Content starts

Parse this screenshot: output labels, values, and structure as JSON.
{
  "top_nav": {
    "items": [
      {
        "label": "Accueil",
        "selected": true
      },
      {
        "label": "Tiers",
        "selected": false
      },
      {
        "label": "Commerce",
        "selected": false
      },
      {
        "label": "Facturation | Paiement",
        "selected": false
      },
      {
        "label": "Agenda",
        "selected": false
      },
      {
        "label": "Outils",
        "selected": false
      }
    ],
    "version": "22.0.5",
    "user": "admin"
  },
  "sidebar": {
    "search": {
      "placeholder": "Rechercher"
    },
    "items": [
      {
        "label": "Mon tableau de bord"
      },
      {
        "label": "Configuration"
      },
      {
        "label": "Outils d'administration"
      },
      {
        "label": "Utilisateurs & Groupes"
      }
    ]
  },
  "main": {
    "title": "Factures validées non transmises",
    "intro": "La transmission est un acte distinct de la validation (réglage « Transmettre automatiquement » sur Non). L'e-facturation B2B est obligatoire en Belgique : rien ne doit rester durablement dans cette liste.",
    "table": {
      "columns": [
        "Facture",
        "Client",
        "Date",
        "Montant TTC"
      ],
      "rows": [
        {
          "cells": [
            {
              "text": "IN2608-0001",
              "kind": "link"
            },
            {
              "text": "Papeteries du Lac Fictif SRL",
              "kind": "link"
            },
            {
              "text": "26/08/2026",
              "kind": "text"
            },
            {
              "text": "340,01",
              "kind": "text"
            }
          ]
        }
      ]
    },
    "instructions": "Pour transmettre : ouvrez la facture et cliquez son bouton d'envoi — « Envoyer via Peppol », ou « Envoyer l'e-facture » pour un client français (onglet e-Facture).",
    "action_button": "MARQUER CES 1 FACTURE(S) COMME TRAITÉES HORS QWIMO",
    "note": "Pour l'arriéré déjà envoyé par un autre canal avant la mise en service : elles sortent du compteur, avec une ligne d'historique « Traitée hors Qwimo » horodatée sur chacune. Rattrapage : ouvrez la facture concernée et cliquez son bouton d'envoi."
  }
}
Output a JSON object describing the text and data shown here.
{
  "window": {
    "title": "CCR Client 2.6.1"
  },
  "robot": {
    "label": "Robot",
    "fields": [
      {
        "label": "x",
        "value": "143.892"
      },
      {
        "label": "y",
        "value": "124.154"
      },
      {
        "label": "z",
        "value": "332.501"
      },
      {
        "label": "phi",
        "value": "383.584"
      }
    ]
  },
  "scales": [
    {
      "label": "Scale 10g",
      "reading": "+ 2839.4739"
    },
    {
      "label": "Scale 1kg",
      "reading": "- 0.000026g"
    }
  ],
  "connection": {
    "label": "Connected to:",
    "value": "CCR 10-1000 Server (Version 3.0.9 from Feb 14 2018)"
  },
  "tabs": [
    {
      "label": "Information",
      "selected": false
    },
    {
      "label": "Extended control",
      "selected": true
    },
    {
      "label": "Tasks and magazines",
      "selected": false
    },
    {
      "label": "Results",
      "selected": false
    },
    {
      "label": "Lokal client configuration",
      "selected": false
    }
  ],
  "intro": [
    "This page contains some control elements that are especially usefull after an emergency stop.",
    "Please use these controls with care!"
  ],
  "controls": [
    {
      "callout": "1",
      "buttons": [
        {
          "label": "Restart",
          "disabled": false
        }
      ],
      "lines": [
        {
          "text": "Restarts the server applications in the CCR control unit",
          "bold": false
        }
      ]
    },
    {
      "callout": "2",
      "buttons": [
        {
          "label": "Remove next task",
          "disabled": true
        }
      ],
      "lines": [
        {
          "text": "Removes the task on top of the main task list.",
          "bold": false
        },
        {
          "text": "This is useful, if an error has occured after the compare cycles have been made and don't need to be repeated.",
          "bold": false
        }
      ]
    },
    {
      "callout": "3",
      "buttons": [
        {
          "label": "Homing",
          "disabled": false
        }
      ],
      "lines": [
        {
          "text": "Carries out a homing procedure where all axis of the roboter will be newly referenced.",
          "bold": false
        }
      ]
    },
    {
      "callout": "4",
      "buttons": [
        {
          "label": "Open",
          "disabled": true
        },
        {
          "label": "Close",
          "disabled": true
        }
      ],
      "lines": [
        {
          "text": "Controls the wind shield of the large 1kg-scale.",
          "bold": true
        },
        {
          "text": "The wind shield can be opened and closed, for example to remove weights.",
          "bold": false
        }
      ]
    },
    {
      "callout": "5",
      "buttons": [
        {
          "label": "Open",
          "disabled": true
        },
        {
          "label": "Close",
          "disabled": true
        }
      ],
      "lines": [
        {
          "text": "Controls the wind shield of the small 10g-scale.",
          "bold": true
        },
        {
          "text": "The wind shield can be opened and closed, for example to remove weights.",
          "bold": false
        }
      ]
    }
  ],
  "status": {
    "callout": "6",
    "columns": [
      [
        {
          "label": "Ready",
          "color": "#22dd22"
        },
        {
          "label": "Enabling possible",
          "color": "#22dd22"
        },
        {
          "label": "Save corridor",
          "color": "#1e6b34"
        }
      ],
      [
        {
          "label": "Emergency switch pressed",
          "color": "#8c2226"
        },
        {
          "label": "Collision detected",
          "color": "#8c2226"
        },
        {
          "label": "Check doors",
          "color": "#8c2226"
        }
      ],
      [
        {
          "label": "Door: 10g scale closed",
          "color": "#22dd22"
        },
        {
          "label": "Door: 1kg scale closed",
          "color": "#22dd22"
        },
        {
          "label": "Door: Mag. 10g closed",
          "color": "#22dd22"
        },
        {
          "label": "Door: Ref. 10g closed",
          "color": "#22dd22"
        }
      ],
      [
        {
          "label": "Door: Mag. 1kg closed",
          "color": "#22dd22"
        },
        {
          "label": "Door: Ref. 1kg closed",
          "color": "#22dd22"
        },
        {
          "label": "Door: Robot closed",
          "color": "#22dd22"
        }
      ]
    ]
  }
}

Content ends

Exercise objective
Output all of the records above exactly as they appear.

Task response
Parse this screenshot: output labels, values, and structure as JSON.
{
  "top_nav": {
    "items": [
      {
        "label": "Accueil",
        "selected": true
      },
      {
        "label": "Tiers",
        "selected": false
      },
      {
        "label": "Commerce",
        "selected": false
      },
      {
        "label": "Facturation | Paiement",
        "selected": false
      },
      {
        "label": "Agenda",
        "selected": false
      },
      {
        "label": "Outils",
        "selected": false
      }
    ],
    "version": "22.0.5",
    "user": "admin"
  },
  "sidebar": {
    "search": {
      "placeholder": "Rechercher"
    },
    "items": [
      {
        "label": "Mon tableau de bord"
      },
      {
        "label": "Configuration"
      },
      {
        "label": "Outils d'administration"
      },
      {
        "label": "Utilisateurs & Groupes"
      }
    ]
  },
  "main": {
    "title": "Factures validées non transmises",
    "intro": "La transmission est un acte distinct de la validation (réglage « Transmettre automatiquement » sur Non). L'e-facturation B2B est obligatoire en Belgique : rien ne doit rester durablement dans cette liste.",
    "table": {
      "columns": [
        "Facture",
        "Client",
        "Date",
        "Montant TTC"
      ],
      "rows": [
        {
          "cells": [
            {
              "text": "IN2608-0001",
              "kind": "link"
            },
            {
              "text": "Papeteries du Lac Fictif SRL",
              "kind": "link"
            },
            {
              "text": "26/08/2026",
              "kind": "text"
            },
            {
              "text": "340,01",
              "kind": "text"
            }
          ]
        }
      ]
    },
    "instructions": "Pour transmettre : ouvrez la facture et cliquez son bouton d'envoi — « Envoyer via Peppol », ou « Envoyer l'e-facture » pour un client français (onglet e-Facture).",
    "action_button": "MARQUER CES 1 FACTURE(S) COMME TRAITÉES HORS QWIMO",
    "note": "Pour l'arriéré déjà envoyé par un autre canal avant la mise en service : elles sortent du compteur, avec une ligne d'historique « Traitée hors Qwimo » horodatée sur chacune. Rattrapage : ouvrez la facture concernée et cliquez son bouton d'envoi."
  }
}
Output a JSON object describing the text and data shown here.
{
  "window": {
    "title": "CCR Client 2.6.1"
  },
  "robot": {
    "label": "Robot",
    "fields": [
      {
        "label": "x",
        "value": "143.892"
      },
      {
        "label": "y",
        "value": "124.154"
      },
      {
        "label": "z",
        "value": "332.501"
      },
      {
        "label": "phi",
        "value": "383.584"
      }
    ]
  },
  "scales": [
    {
      "label": "Scale 10g",
      "reading": "+ 2839.4739"
    },
    {
      "label": "Scale 1kg",
      "reading": "- 0.000026g"
    }
  ],
  "connection": {
    "label": "Connected to:",
    "value": "CCR 10-1000 Server (Version 3.0.9 from Feb 14 2018)"
  },
  "tabs": [
    {
      "label": "Information",
      "selected": false
    },
    {
      "label": "Extended control",
      "selected": true
    },
    {
      "label": "Tasks and magazines",
      "selected": false
    },
    {
      "label": "Results",
      "selected": false
    },
    {
      "label": "Lokal client configuration",
      "selected": false
    }
  ],
  "intro": [
    "This page contains some control elements that are especially usefull after an emergency stop.",
    "Please use these controls with care!"
  ],
  "controls": [
    {
      "callout": "1",
      "buttons": [
        {
          "label": "Restart",
          "disabled": false
        }
      ],
      "lines": [
        {
          "text": "Restarts the server applications in the CCR control unit",
          "bold": false
        }
      ]
    },
    {
      "callout": "2",
      "buttons": [
        {
          "label": "Remove next task",
          "disabled": true
        }
      ],
      "lines": [
        {
          "text": "Removes the task on top of the main task list.",
          "bold": false
        },
        {
          "text": "This is useful, if an error has occured after the compare cycles have been made and don't need to be repeated.",
          "bold": false
        }
      ]
    },
    {
      "callout": "3",
      "buttons": [
        {
          "label": "Homing",
          "disabled": false
        }
      ],
      "lines": [
        {
          "text": "Carries out a homing procedure where all axis of the roboter will be newly referenced.",
          "bold": false
        }
      ]
    },
    {
      "callout": "4",
      "buttons": [
        {
          "label": "Open",
          "disabled": true
        },
        {
          "label": "Close",
          "disabled": true
        }
      ],
      "lines": [
        {
          "text": "Controls the wind shield of the large 1kg-scale.",
          "bold": true
        },
        {
          "text": "The wind shield can be opened and closed, for example to remove weights.",
          "bold": false
        }
      ]
    },
    {
      "callout": "5",
      "buttons": [
        {
          "label": "Open",
          "disabled": true
        },
        {
          "label": "Close",
          "disabled": true
        }
      ],
      "lines": [
        {
          "text": "Controls the wind shield of the small 10g-scale.",
          "bold": true
        },
        {
          "text": "The wind shield can be opened and closed, for example to remove weights.",
          "bold": false
        }
      ]
    }
  ],
  "status": {
    "callout": "6",
    "columns": [
      [
        {
          "label": "Ready",
          "color": "#22dd22"
        },
        {
          "label": "Enabling possible",
          "color": "#22dd22"
        },
        {
          "label": "Save corridor",
          "color": "#1e6b34"
        }
      ],
      [
        {
          "label": "Emergency switch pressed",
          "color": "#8c2226"
        },
        {
          "label": "Collision detected",
          "color": "#8c2226"
        },
        {
          "label": "Check doors",
          "color": "#8c2226"
        }
      ],
      [
        {
          "label": "Door: 10g scale closed",
          "color": "#22dd22"
        },
        {
          "label": "Door: 1kg scale closed",
          "color": "#22dd22"
        },
        {
          "label": "Door: Mag. 10g closed",
          "color": "#22dd22"
        },
        {
          "label": "Door: Ref. 10g closed",
          "color": "#22dd22"
        }
      ],
      [
        {
          "label": "Door: Mag. 1kg closed",
          "color": "#22dd22"
        },
        {
          "label": "Door: Ref. 1kg closed",
          "color": "#22dd22"
        },
        {
          "label": "Door: Robot closed",
          "color": "#22dd22"
        }
      ]
    ]
  }
}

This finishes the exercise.